Also in this step is the construction of the overpass. If you look in the first design graphic below you will see that the
initial track design cuts back to the left and crosses over itself twice. When we actually got to laying out the track, it
became evident that this was going to make things way too tight. We therefore went with a simpler design where the track
loops around and crosses back over itself just once. It is still technical enough to challenge drivers but allows for a
more free flowing track the rest of the way around. We used sealed foam for the infield areas. It's durable and easy to
work with. However, Special Ed learned the hard way that rolled-on latex paint won't adhere to the foam. After one night
of racing, that damned green paint was EVERYWHERE (and we still find it in the house 9 months later)!!! Long story short,
Ed replaced the foam with new stuff which he didn't paint. (The first finished track pics show the green painted foam.
The second set of finished track pics (after the man cave sign on the door) show the new foam which replaced the blasted
painted crap). Again, the man cavers came to the rescue for both the initial building phase and the renovating phase
(translation: they did most of the work).
The third phase was building the timing system. Ed found a used IR system on eBay that came with 10 transponders. The system
is called i-LapRC. It's a great system if you want
to save money but it has some caveats: 1) You have to have a line of sight from the transponder to the bridge sensors because
this uses IR beams to track your progress across the start/finish line. 2) You have to run a network cable from the bridge
sensors to the decoder unit that connects to your computer. I suppose you could rig up a wireless solution but I laid things
out so the bridge was near the computer. 3) You have to plug the transponder into your RC's receiver to supply power. I
use 3-channel receivers in my cars so I have a spare channel for this. If you use a 2-channel receiver, you'll need to get a
y splitter and run it to one of your channels. These things aren't a big deal and the system is very well suited to Man Cave
racing. And it's easy to setup. Proof of that is in the fact that Special Ed actually did this part of the track by
himself. I know...don't pass out from shock :P
I mentioned this being man cave racing. We all know what man caves are and that every man either wants one or has something
they consider to be one. Well...a number of my friends and I belong to the Mile High Man Cave Racing group. You can find us at
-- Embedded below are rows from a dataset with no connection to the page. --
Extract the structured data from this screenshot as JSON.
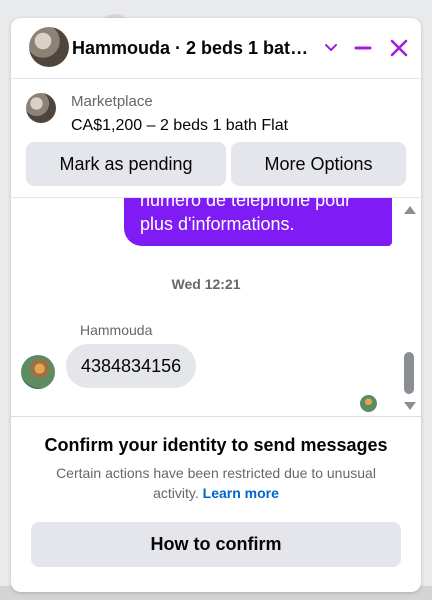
{
  "header": {
    "title": "Hammouda · 2 beds 1 bath Flat",
    "accent_color": "#a11fd4",
    "icons": [
      "chevron-down-icon",
      "minimize-icon",
      "close-icon"
    ]
  },
  "listing": {
    "label": "Marketplace",
    "price_line": "CA$1,200 – 2 beds 1 bath Flat",
    "mark_pending_label": "Mark as pending",
    "more_options_label": "More Options"
  },
  "messages": {
    "outgoing_text": "numéro de téléphone pour plus d'informations.",
    "outgoing_color": "#7f1bf5",
    "timestamp": "Wed 12:21",
    "sender_name": "Hammouda",
    "incoming_text": "4384834156"
  },
  "restriction": {
    "title": "Confirm your identity to send messages",
    "text": "Certain actions have been restricted due to unusual activity.",
    "learn_more": "Learn more",
    "confirm_label": "How to confirm"
  }
}
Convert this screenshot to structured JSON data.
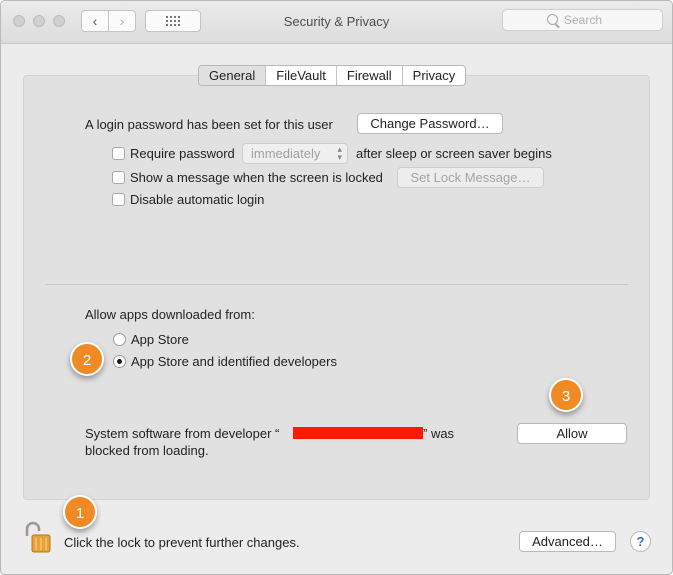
{
  "window": {
    "title": "Security & Privacy",
    "search_placeholder": "Search"
  },
  "tabs": [
    "General",
    "FileVault",
    "Firewall",
    "Privacy"
  ],
  "general": {
    "login_text": "A login password has been set for this user",
    "change_password_label": "Change Password…",
    "require_password_label": "Require password",
    "require_password_value": "immediately",
    "require_password_suffix": "after sleep or screen saver begins",
    "show_message_label": "Show a message when the screen is locked",
    "set_lock_message_label": "Set Lock Message…",
    "disable_auto_login_label": "Disable automatic login"
  },
  "downloads": {
    "heading": "Allow apps downloaded from:",
    "options": [
      "App Store",
      "App Store and identified developers"
    ],
    "selected_index": 1
  },
  "system_software": {
    "text_before": "System software from developer “",
    "text_after": "” was",
    "text_line2": "blocked from loading.",
    "allow_label": "Allow"
  },
  "footer": {
    "lock_text": "Click the lock to prevent further changes.",
    "advanced_label": "Advanced…",
    "help_label": "?"
  },
  "badges": [
    "1",
    "2",
    "3"
  ],
  "colors": {
    "badge": "#f08a24",
    "redaction": "#ff1a00",
    "lock": "#e8a13a"
  }
}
Mile High Man Cave Racing. We have several
active indoor tracks now and a couple of outdoor rally tracks. All comers are welcome as long as they remember that
we do this to have fun hanging out with a like-minded group of people. Though by definition racing is competition,
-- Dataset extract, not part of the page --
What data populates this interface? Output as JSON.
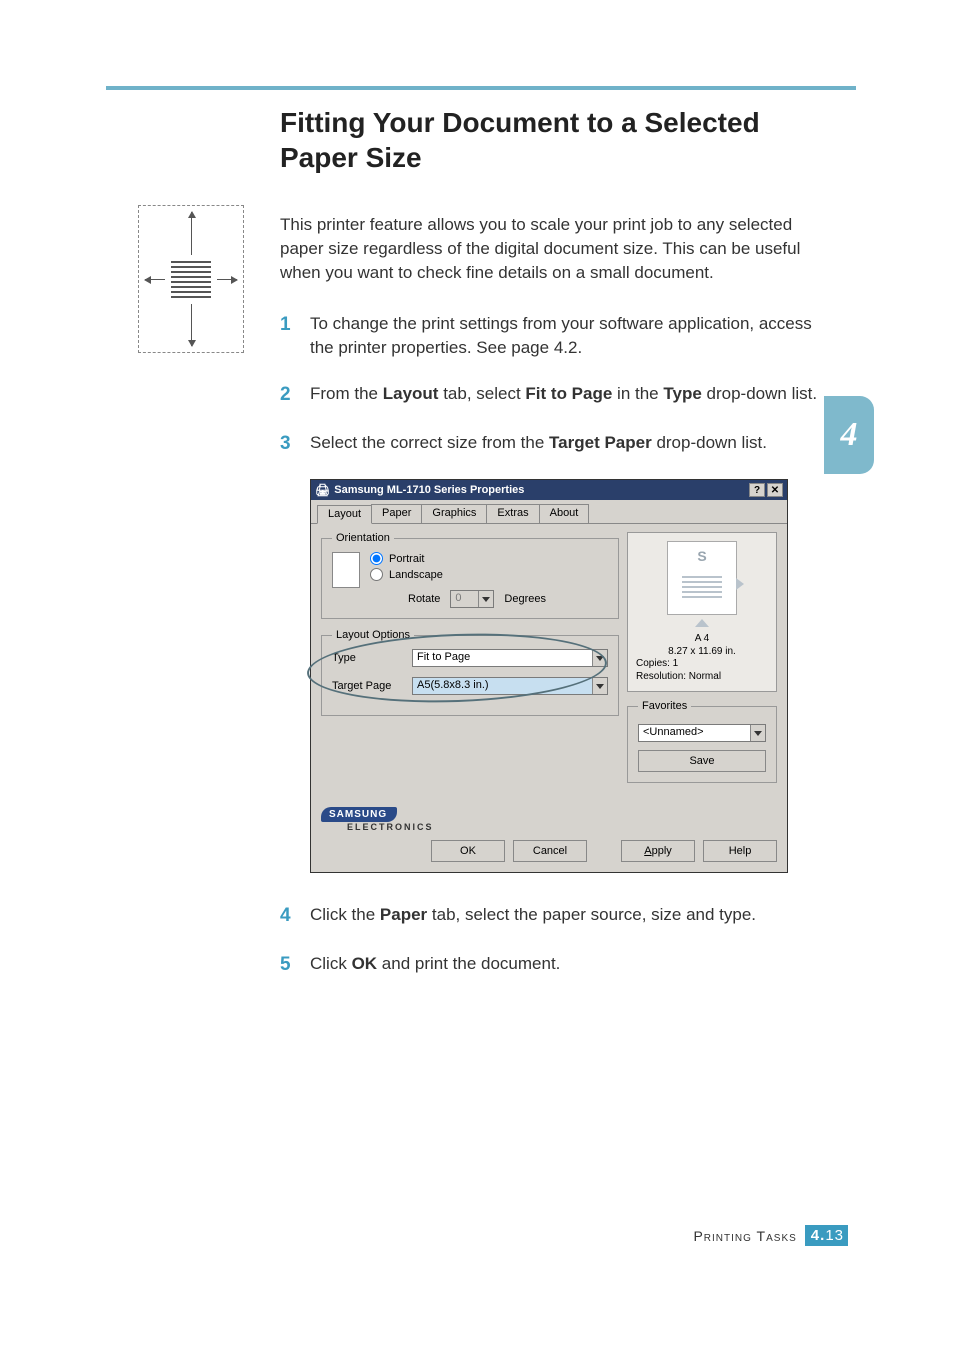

this is not going to be one of those types of racing scenes where people bring their attitude of superiority and make it a
miserable time for everyone else. And in true man cave spirit, the only rules at Lakeshore Speedway are that there are three
classes (2WD, 4WD and F1) but there are no other restrictions. It's a "run whatcha brung" philosophy. So bring your desire
to have fun, laugh and run your RC cars and you'll be welcomed with open arms...umm...closed fist bumps (this is a man cave
thing after all).
Mrs Ed is a saintly woman (translation: she let's Special Ed buy toys he has no reason to buy). For their
12th wedding anniversary she bought Ed a GoPro HD Hero 2 camera (Outdoor Edition). Not wanting to waste daylight, Ed immediately
produced two crappy videos of him driving Grimm, his Tamiya M03, around the Lakeshore Speedway. There are two videos on
YouTube: The Short Version (5 laps) and
The Long Version (8 laps).
Finally, here are some pics of the plans and the final track....enjoy!